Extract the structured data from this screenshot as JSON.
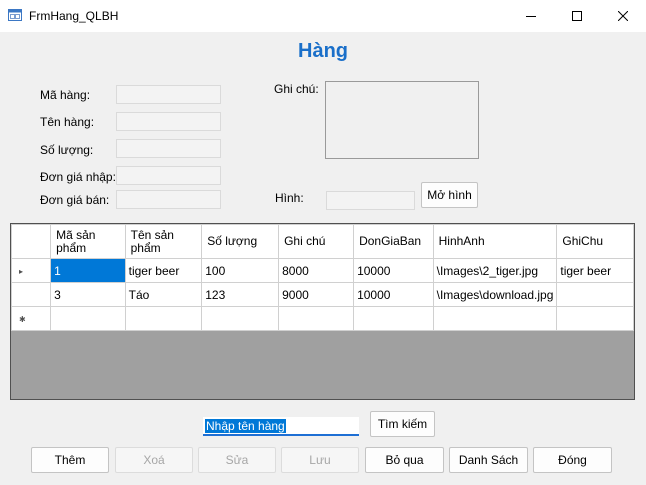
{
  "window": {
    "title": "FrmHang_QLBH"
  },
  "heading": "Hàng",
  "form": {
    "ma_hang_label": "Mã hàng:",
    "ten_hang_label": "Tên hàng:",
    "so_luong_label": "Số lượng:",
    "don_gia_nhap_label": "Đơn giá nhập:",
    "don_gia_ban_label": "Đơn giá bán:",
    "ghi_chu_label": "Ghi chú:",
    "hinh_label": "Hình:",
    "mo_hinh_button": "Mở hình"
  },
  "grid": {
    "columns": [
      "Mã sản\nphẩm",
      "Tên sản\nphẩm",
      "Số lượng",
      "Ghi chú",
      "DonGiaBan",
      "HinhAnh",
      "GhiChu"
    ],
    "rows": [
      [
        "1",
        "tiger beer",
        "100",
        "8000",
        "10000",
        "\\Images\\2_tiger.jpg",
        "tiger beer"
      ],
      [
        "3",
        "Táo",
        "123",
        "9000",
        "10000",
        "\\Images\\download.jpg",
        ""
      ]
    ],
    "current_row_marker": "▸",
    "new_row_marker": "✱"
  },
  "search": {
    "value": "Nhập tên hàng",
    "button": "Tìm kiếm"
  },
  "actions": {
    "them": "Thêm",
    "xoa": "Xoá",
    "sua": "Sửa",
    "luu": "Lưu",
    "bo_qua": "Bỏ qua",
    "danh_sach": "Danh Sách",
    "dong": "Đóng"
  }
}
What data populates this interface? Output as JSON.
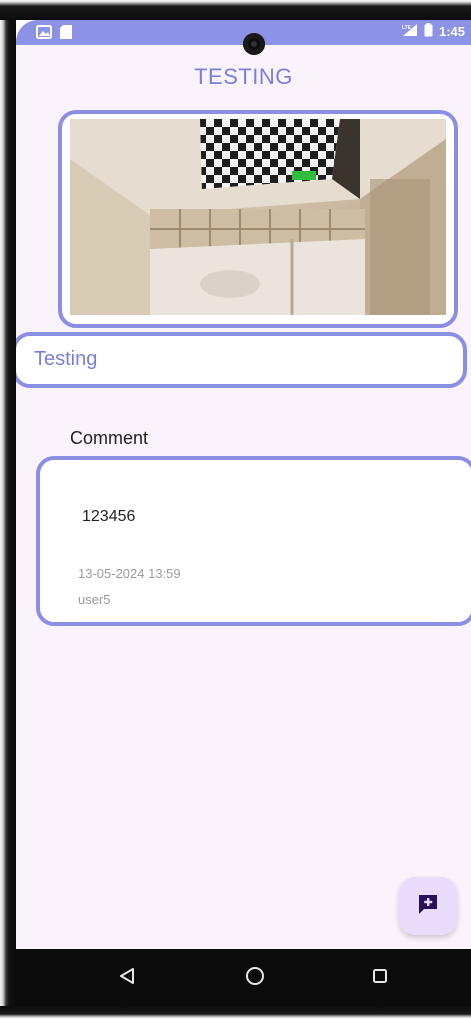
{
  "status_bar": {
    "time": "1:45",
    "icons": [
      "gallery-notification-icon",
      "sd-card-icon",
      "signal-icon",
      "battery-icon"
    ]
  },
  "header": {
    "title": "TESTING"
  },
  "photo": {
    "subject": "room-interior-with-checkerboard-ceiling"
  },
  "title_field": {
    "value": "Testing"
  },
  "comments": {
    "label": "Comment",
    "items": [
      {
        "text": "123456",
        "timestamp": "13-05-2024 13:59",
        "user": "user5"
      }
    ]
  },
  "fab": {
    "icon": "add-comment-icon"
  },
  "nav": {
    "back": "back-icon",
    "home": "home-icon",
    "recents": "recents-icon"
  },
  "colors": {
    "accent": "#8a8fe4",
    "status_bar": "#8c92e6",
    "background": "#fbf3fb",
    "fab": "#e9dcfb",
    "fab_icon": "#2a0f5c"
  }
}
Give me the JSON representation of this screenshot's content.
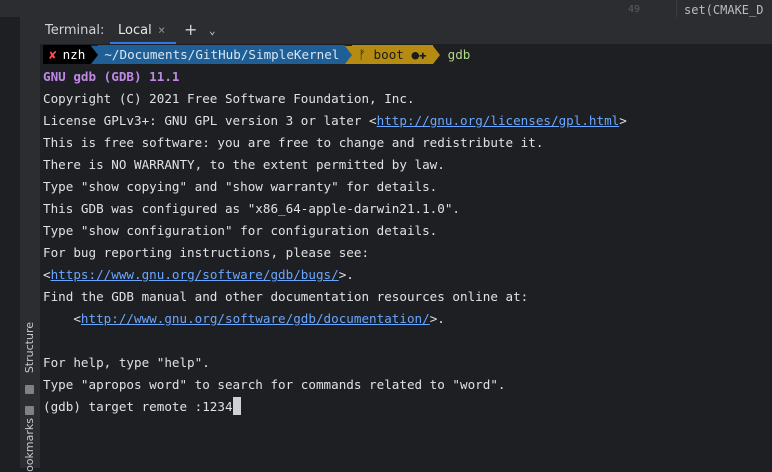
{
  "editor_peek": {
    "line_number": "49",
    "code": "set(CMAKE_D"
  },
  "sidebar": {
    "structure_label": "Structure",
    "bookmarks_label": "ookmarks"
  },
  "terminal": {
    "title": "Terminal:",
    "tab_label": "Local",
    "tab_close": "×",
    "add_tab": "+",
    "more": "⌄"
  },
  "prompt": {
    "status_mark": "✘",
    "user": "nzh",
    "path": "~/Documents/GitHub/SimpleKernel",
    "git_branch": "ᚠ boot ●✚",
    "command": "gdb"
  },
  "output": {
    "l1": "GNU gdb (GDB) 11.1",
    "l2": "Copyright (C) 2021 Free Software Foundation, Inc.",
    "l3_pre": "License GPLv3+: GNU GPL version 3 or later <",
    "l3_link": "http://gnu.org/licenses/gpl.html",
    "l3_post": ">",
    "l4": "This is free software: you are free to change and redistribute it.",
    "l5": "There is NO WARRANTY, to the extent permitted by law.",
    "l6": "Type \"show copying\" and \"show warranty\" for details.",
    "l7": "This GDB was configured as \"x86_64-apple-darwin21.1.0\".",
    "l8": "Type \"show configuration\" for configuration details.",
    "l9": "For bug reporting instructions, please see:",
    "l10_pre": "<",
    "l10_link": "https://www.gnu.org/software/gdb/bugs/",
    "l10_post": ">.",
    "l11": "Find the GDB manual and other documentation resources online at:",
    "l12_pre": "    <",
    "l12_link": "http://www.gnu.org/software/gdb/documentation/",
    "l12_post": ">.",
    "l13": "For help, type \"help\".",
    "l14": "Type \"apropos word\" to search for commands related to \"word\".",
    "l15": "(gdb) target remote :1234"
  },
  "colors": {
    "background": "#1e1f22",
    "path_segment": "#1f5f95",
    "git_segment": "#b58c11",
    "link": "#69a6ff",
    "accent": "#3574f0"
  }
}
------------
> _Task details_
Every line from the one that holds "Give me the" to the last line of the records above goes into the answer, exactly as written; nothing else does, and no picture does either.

> _Task answer_
Give me the JSON representation of this screenshot's content.
{
  "editor_peek": {
    "line_number": "49",
    "code": "set(CMAKE_D"
  },
  "sidebar": {
    "structure_label": "Structure",
    "bookmarks_label": "ookmarks"
  },
  "terminal": {
    "title": "Terminal:",
    "tab_label": "Local",
    "tab_close": "×",
    "add_tab": "+",
    "more": "⌄"
  },
  "prompt": {
    "status_mark": "✘",
    "user": "nzh",
    "path": "~/Documents/GitHub/SimpleKernel",
    "git_branch": "ᚠ boot ●✚",
    "command": "gdb"
  },
  "output": {
    "l1": "GNU gdb (GDB) 11.1",
    "l2": "Copyright (C) 2021 Free Software Foundation, Inc.",
    "l3_pre": "License GPLv3+: GNU GPL version 3 or later <",
    "l3_link": "http://gnu.org/licenses/gpl.html",
    "l3_post": ">",
    "l4": "This is free software: you are free to change and redistribute it.",
    "l5": "There is NO WARRANTY, to the extent permitted by law.",
    "l6": "Type \"show copying\" and \"show warranty\" for details.",
    "l7": "This GDB was configured as \"x86_64-apple-darwin21.1.0\".",
    "l8": "Type \"show configuration\" for configuration details.",
    "l9": "For bug reporting instructions, please see:",
    "l10_pre": "<",
    "l10_link": "https://www.gnu.org/software/gdb/bugs/",
    "l10_post": ">.",
    "l11": "Find the GDB manual and other documentation resources online at:",
    "l12_pre": "    <",
    "l12_link": "http://www.gnu.org/software/gdb/documentation/",
    "l12_post": ">.",
    "l13": "For help, type \"help\".",
    "l14": "Type \"apropos word\" to search for commands related to \"word\".",
    "l15": "(gdb) target remote :1234"
  },
  "colors": {
    "background": "#1e1f22",
    "path_segment": "#1f5f95",
    "git_segment": "#b58c11",
    "link": "#69a6ff",
    "accent": "#3574f0"
  }
}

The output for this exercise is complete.